My point is this: We must be careful to diagnose problems correctly. If social structural problems are unjust and require social structural solutions, then I say "Amen!" to such solutions (though we might argue about the best way to administer the solution). But as far as external social solutions go, I think they never really can go far enough.
Allow me to be personal here (once again). I tend toward introspection. I think that the philosophical quip "know thyself" is important. Significantly, in my personal life I have found that my very ability to discern the good plus be motivated to do good (especially when it's not in my apparent self-interest) was enhanced not by a social solution, but by soul surgery. I grew up with social gospel.
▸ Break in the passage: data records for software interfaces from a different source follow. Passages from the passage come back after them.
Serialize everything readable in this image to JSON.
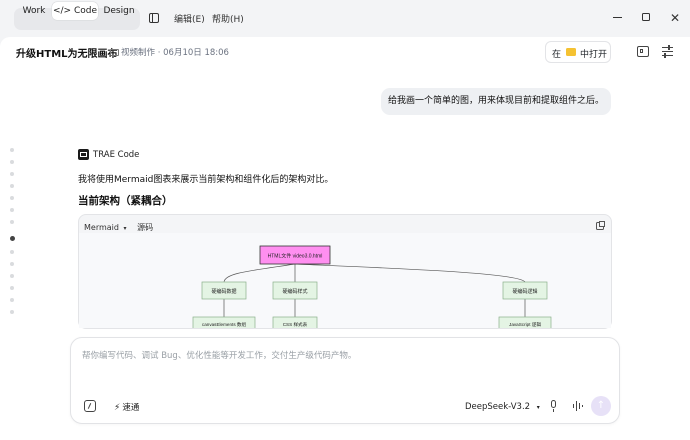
{
  "titlebar": {
    "modes": [
      "Work",
      "Code",
      "Design"
    ],
    "active_mode": "Code",
    "code_glyph": "</>",
    "menu_edit": "编辑(E)",
    "menu_help": "帮助(H)"
  },
  "header": {
    "title": "升级HTML为无限画布",
    "folder": "视频制作",
    "timestamp": "06月10日 18:06",
    "open_prefix": "在",
    "open_suffix": "中打开"
  },
  "chat": {
    "user_message": "给我画一个简单的图，用来体现目前和提取组件之后。",
    "assistant_name": "TRAE Code",
    "assistant_text": "我将使用Mermaid图表来展示当前架构和组件化后的架构对比。",
    "section_heading": "当前架构（紧耦合）",
    "code_block": {
      "language": "Mermaid",
      "source_tab": "源码"
    },
    "diagram": {
      "root": "HTML文件 video3.0.html",
      "nodes": [
        "硬编码数据",
        "硬编码样式",
        "硬编码逻辑"
      ],
      "children": [
        "canvasElements 数组",
        "CSS 样式表",
        "JavaScript 逻辑"
      ]
    }
  },
  "composer": {
    "placeholder": "帮你编写代码、调试 Bug、优化性能等开发工作，交付生产级代码产物。",
    "fast_label": "速通",
    "model": "DeepSeek-V3.2"
  },
  "colors": {
    "accent": "#9b7be8",
    "root_fill": "#ff8ff0",
    "node_fill": "#e4f4e4"
  }
}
But it wasn't until (at age 30) I accepted that Jesus is truly God in the flesh, that Jesus died on the cross to reconcile the sinful world to God, and that Jesus actually resurrected to show that death and sin do not have the last word—it wasn't until I realized this message was true—that my heart and mind were renewed and I became more concerned about others than about myself. Some would use the words "spiritual awakening" or "born again" to describe my experience.
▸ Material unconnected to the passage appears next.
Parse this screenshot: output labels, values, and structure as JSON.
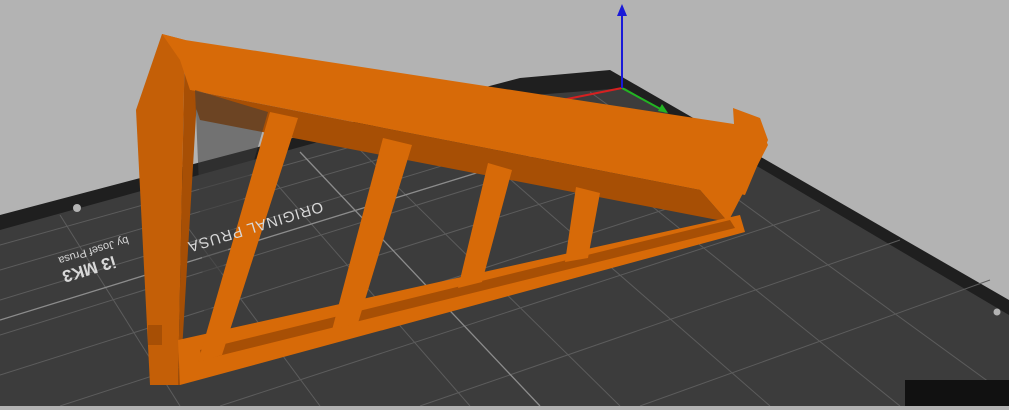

In other words, I've been thinking this: In our embrace of what's true and good in the social gospel, let's be sure that we never forget to continually embrace what's true and good in the Gospel message that centers on Jesus' life, death, and bodily resurrection. Take some time to reread John 3:16 (and maybe read theologian Michael Wittmer's book Don't Stop Believing: Why Living Like Jesus is Not Enough). I'm quite sure that without the Gospel up close and personal, the social gospel withers. I'm quite sure too that with the Gospel up close and personal—that is, in the hearts and minds of the larger population—the appropriately social dimensions of the Gospel will flourish in a democratically governed society as they morally ought.
What do Philosophy Foosballers think?
- Dr. V
P.S. When it comes to discussions of faith and politics, we should keep in mind that the proclamation of the life-transforming and eternally-significant Gospel message of salvation from sin through Christ requires religious freedom. This is a freedom that includes freedom of speech. As noted a couple of weeks ago by Philosophy Foosball Club blogmaster Ryan Turnbull, the issue of freedom of speech concerning religious matters is presently before the Supreme Court of Canada. I think it's important to realize that such freedom includes the freedom to evangelize—i.e., the freedom to share, explain, intellectually defend one's faith—a freedom that sometimes requires stating (respectfully) some uncomfortable truths about sin. Regardless of whether the sin is stereotypically a concern of Christians on the political left (e.g. sin having to do with social inequality, unfair economic distribution, environmental abuse) or stereotypically a concern of Christians on the political right (e.g. sin having to do with abortion, embryonic stem cell research, sex), we should pray that religious freedom prevails. We should not pray that our government engages in evangelism; we should pray that our government protects the freedom to evangelize—i.e., our freedom to carry out Christ's great commission in all of the dimensions of life.